Swing Easy and Accept the Extra Distance

Bobby Jones said, "Many shots are spoiled at the last instant by efforts to add a few more yards."  Ain't that the truth.  And yet do you think I can learn to swing easy?  

My best golf is always played when I feel like I'm just patty-caking the ball.  When I feel like I've got lots of club, and I feel like I don't have to strain, the ball tends to come off the club like a rocket.  I wish I could learn to play with my lay-up swing.  But put that driver in my hand and I suddenly want to kill something.

My father used to say, "Swing easy and accept the extra distance."  He was right, of course.  

I've been reading a book by Bob Toski called The Touch System for Better Golf.  In the book Mr. Toski recommends learning to play by feel by working from the green back to the tee; learning to hit solid putts, then chips, then wedges, working your way back to the driver.  He believes too many of us have not progressed as we might have because we essentially tried to run before we learned to walk.  We didn't master the simple shots and swings before we reached for the big dog.  

In that book Bob Toski also explains why we should never swing hard.  Why, as Julius Boros also taught, we need to learn to "swing easy and hit hard."  He explains that we are hitting a ball that weighs less than two ounces with a club that weighs about fourteen ounces.  Why then do we feel we need to swing out of our shoes and lunge at the ball to get it moving?  He also explains that kinetic energy is derived from an equation involving mass and speed, with speed being the most important part of the equation.  So we need to make the club move faster and hit the ball with optimum mass, in other words in the centre of the club face, if we want to maximize the energy we transmit to the ball.  It is speed we want, not force.

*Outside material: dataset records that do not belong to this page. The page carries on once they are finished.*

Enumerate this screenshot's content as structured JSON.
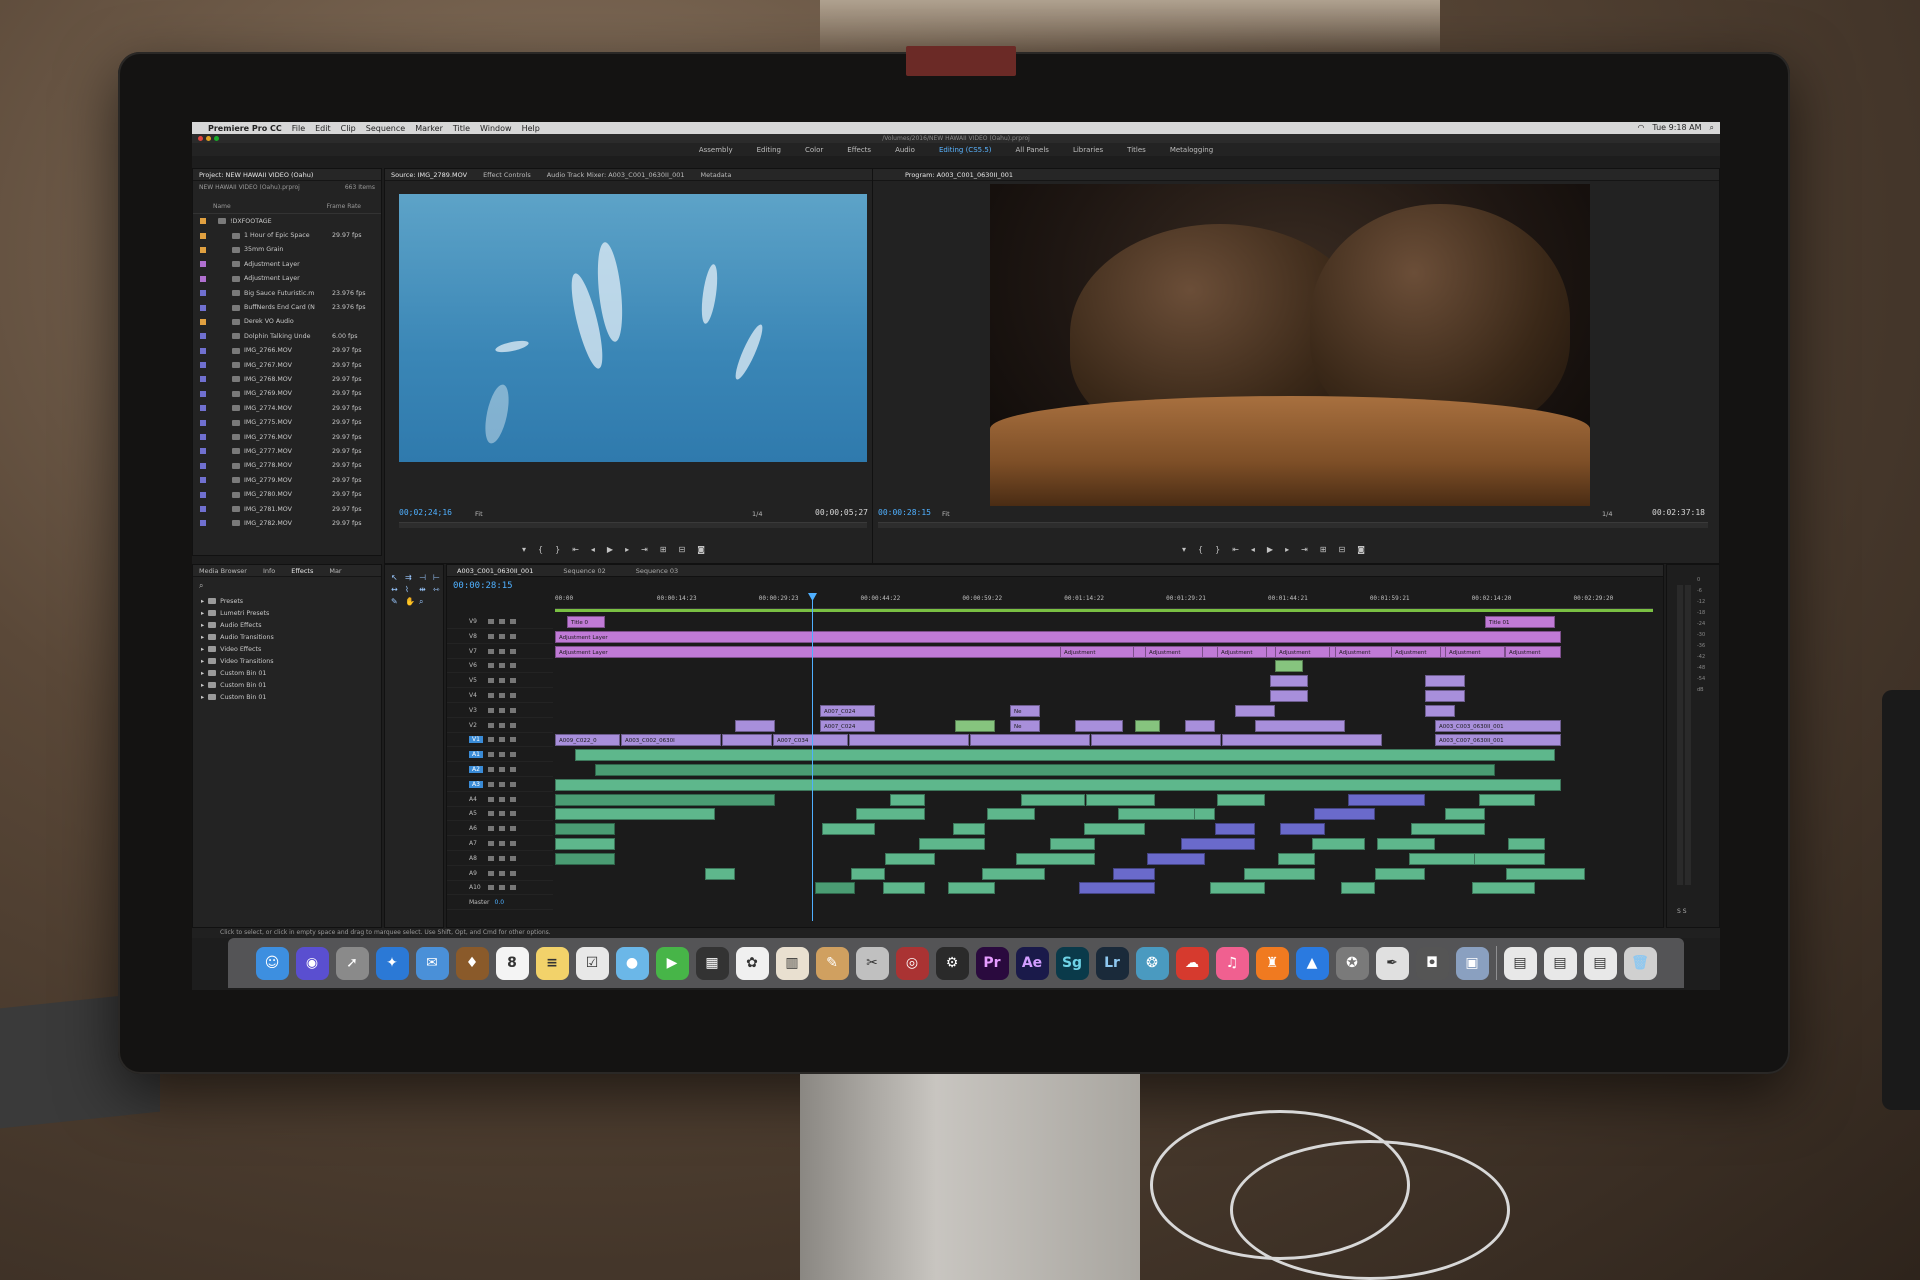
{
  "menubar": {
    "app_name": "Premiere Pro CC",
    "items": [
      "File",
      "Edit",
      "Clip",
      "Sequence",
      "Marker",
      "Title",
      "Window",
      "Help"
    ],
    "clock": "Tue 9:18 AM"
  },
  "window": {
    "path": "/Volumes/2016/NEW HAWAII VIDEO (Oahu).prproj"
  },
  "workspaces": {
    "tabs": [
      "Assembly",
      "Editing",
      "Color",
      "Effects",
      "Audio",
      "Editing (CS5.5)",
      "All Panels",
      "Libraries",
      "Titles",
      "Metalogging"
    ],
    "active": "Editing (CS5.5)"
  },
  "project": {
    "title": "Project: NEW HAWAII VIDEO (Oahu)",
    "file": "NEW HAWAII VIDEO (Oahu).prproj",
    "count": "663 Items",
    "col_name": "Name",
    "col_rate": "Frame Rate",
    "items": [
      {
        "name": "!DXFOOTAGE",
        "fps": "",
        "color": "#e0a040"
      },
      {
        "name": "1 Hour of Epic Space",
        "fps": "29.97 fps",
        "color": "#e0a040"
      },
      {
        "name": "35mm Grain",
        "fps": "",
        "color": "#e0a040"
      },
      {
        "name": "Adjustment Layer",
        "fps": "",
        "color": "#b070d0"
      },
      {
        "name": "Adjustment Layer",
        "fps": "",
        "color": "#b070d0"
      },
      {
        "name": "Big Sauce Futuristic.m",
        "fps": "23.976 fps",
        "color": "#7070d0"
      },
      {
        "name": "BuffNerds End Card (N",
        "fps": "23.976 fps",
        "color": "#7070d0"
      },
      {
        "name": "Derek VO Audio",
        "fps": "",
        "color": "#e0a040"
      },
      {
        "name": "Dolphin Talking Unde",
        "fps": "6.00 fps",
        "color": "#7070d0"
      },
      {
        "name": "IMG_2766.MOV",
        "fps": "29.97 fps",
        "color": "#7070d0"
      },
      {
        "name": "IMG_2767.MOV",
        "fps": "29.97 fps",
        "color": "#7070d0"
      },
      {
        "name": "IMG_2768.MOV",
        "fps": "29.97 fps",
        "color": "#7070d0"
      },
      {
        "name": "IMG_2769.MOV",
        "fps": "29.97 fps",
        "color": "#7070d0"
      },
      {
        "name": "IMG_2774.MOV",
        "fps": "29.97 fps",
        "color": "#7070d0"
      },
      {
        "name": "IMG_2775.MOV",
        "fps": "29.97 fps",
        "color": "#7070d0"
      },
      {
        "name": "IMG_2776.MOV",
        "fps": "29.97 fps",
        "color": "#7070d0"
      },
      {
        "name": "IMG_2777.MOV",
        "fps": "29.97 fps",
        "color": "#7070d0"
      },
      {
        "name": "IMG_2778.MOV",
        "fps": "29.97 fps",
        "color": "#7070d0"
      },
      {
        "name": "IMG_2779.MOV",
        "fps": "29.97 fps",
        "color": "#7070d0"
      },
      {
        "name": "IMG_2780.MOV",
        "fps": "29.97 fps",
        "color": "#7070d0"
      },
      {
        "name": "IMG_2781.MOV",
        "fps": "29.97 fps",
        "color": "#7070d0"
      },
      {
        "name": "IMG_2782.MOV",
        "fps": "29.97 fps",
        "color": "#7070d0"
      }
    ]
  },
  "source": {
    "tabs": [
      "Source: IMG_2789.MOV",
      "Effect Controls",
      "Audio Track Mixer: A003_C001_0630II_001",
      "Metadata"
    ],
    "timecode_in": "00;02;24;16",
    "fit": "Fit",
    "resolution": "1/4",
    "duration": "00;00;05;27"
  },
  "program": {
    "tab": "Program: A003_C001_0630II_001",
    "timecode": "00:00:28:15",
    "fit": "Fit",
    "resolution": "1/4",
    "duration": "00:02:37:18"
  },
  "effects": {
    "tabs": [
      "Media Browser",
      "Info",
      "Effects",
      "Mar"
    ],
    "active": "Effects",
    "items": [
      "Presets",
      "Lumetri Presets",
      "Audio Effects",
      "Audio Transitions",
      "Video Effects",
      "Video Transitions",
      "Custom Bin 01",
      "Custom Bin 01",
      "Custom Bin 01"
    ]
  },
  "timeline": {
    "tabs": [
      "A003_C001_0630II_001",
      "Sequence 02",
      "Sequence 03"
    ],
    "timecode": "00:00:28:15",
    "ruler": [
      "00:00",
      "00:00:14:23",
      "00:00:29:23",
      "00:00:44:22",
      "00:00:59:22",
      "00:01:14:22",
      "00:01:29:21",
      "00:01:44:21",
      "00:01:59:21",
      "00:02:14:20",
      "00:02:29:20"
    ],
    "video_tracks": [
      "V9",
      "V8",
      "V7",
      "V6",
      "V5",
      "V4",
      "V3",
      "V2",
      "V1"
    ],
    "audio_tracks": [
      "A1",
      "A2",
      "A3",
      "A4",
      "A5",
      "A6",
      "A7",
      "A8",
      "A9",
      "A10"
    ],
    "master": "Master",
    "master_value": "0.0",
    "clip_labels": {
      "title": "Title 0",
      "title_end": "Title 01",
      "adj": "Adjustment Layer",
      "adj_short": "Adjustment",
      "a007": "A007_C024",
      "a003": "A003_C002_0630I",
      "a009": "A009_C022_0",
      "a003b": "A003_C003_0630II_001",
      "a003c": "A003_C007_0630II_001",
      "a007b": "A007_C034",
      "ne": "Ne"
    }
  },
  "meters": {
    "scale": [
      "0",
      "-6",
      "-12",
      "-18",
      "-24",
      "-30",
      "-36",
      "-42",
      "-48",
      "-54",
      "dB"
    ],
    "bottom": "S  S"
  },
  "status": {
    "text": "Click to select, or click in empty space and drag to marquee select. Use Shift, Opt, and Cmd for other options."
  },
  "dock": {
    "apps": [
      {
        "label": "☺",
        "color": "#3d8fe0",
        "name": "finder"
      },
      {
        "label": "◉",
        "color": "#5a4fd0",
        "name": "siri"
      },
      {
        "label": "➚",
        "color": "#8a8a8a",
        "name": "launchpad"
      },
      {
        "label": "✦",
        "color": "#2b79d6",
        "name": "safari"
      },
      {
        "label": "✉",
        "color": "#4a90d8",
        "name": "mail"
      },
      {
        "label": "♦",
        "color": "#8a5a2a",
        "name": "contacts"
      },
      {
        "label": "8",
        "color": "#f4f4f4",
        "name": "calendar"
      },
      {
        "label": "≡",
        "color": "#f2d26a",
        "name": "notes"
      },
      {
        "label": "☑",
        "color": "#e8e8e8",
        "name": "reminders"
      },
      {
        "label": "●",
        "color": "#6bb7e8",
        "name": "messages"
      },
      {
        "label": "▶",
        "color": "#47b548",
        "name": "facetime"
      },
      {
        "label": "▦",
        "color": "#333",
        "name": "photo-booth"
      },
      {
        "label": "✿",
        "color": "#f0f0f0",
        "name": "photos"
      },
      {
        "label": "▥",
        "color": "#e9e0d0",
        "name": "keynote"
      },
      {
        "label": "✎",
        "color": "#d0a060",
        "name": "preview"
      },
      {
        "label": "✂",
        "color": "#c0c0c0",
        "name": "capture"
      },
      {
        "label": "◎",
        "color": "#a33",
        "name": "dvd"
      },
      {
        "label": "⚙",
        "color": "#2a2a2a",
        "name": "compressor"
      },
      {
        "label": "Pr",
        "color": "#2a0a3e",
        "name": "premiere"
      },
      {
        "label": "Ae",
        "color": "#1a1a4a",
        "name": "after-effects"
      },
      {
        "label": "Sg",
        "color": "#0a3a4a",
        "name": "speedgrade"
      },
      {
        "label": "Lr",
        "color": "#1a2a3a",
        "name": "lightroom"
      },
      {
        "label": "❂",
        "color": "#4a9ac0",
        "name": "creative-cloud-sync"
      },
      {
        "label": "☁",
        "color": "#d63a2e",
        "name": "creative-cloud"
      },
      {
        "label": "♫",
        "color": "#f06090",
        "name": "itunes"
      },
      {
        "label": "♜",
        "color": "#f07a20",
        "name": "ibooks"
      },
      {
        "label": "▲",
        "color": "#2a7ae0",
        "name": "app-store"
      },
      {
        "label": "✪",
        "color": "#7a7a7a",
        "name": "system-preferences"
      },
      {
        "label": "✒",
        "color": "#e0e0e0",
        "name": "textedit"
      },
      {
        "label": "◘",
        "color": "#555",
        "name": "camera"
      },
      {
        "label": "▣",
        "color": "#8aa0c0",
        "name": "screenshot"
      }
    ],
    "docs": [
      {
        "label": "▤",
        "color": "#e8e8e8",
        "name": "document-1"
      },
      {
        "label": "▤",
        "color": "#e8e8e8",
        "name": "document-2"
      },
      {
        "label": "▤",
        "color": "#e8e8e8",
        "name": "document-3"
      },
      {
        "label": "🗑",
        "color": "#d0d0d0",
        "name": "trash"
      }
    ]
  }
}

Toski advises us to think about the ball as though it was a ping pong ball, or a bubble.  We want to swing through it instead of at it.  We need to realize that, if we relax, and let the club do the work, we can hit it farther with must less work.  

I think I'm going to try to remember just how small and light that golf ball is compared to the club.  If I do, maybe I can learn to resist ruining as many shots by trying to add a little extra at the moment of truth.  I am going to try to take Harry Vardon's advice when he said: "Don't press.  You can hit hard without pressing."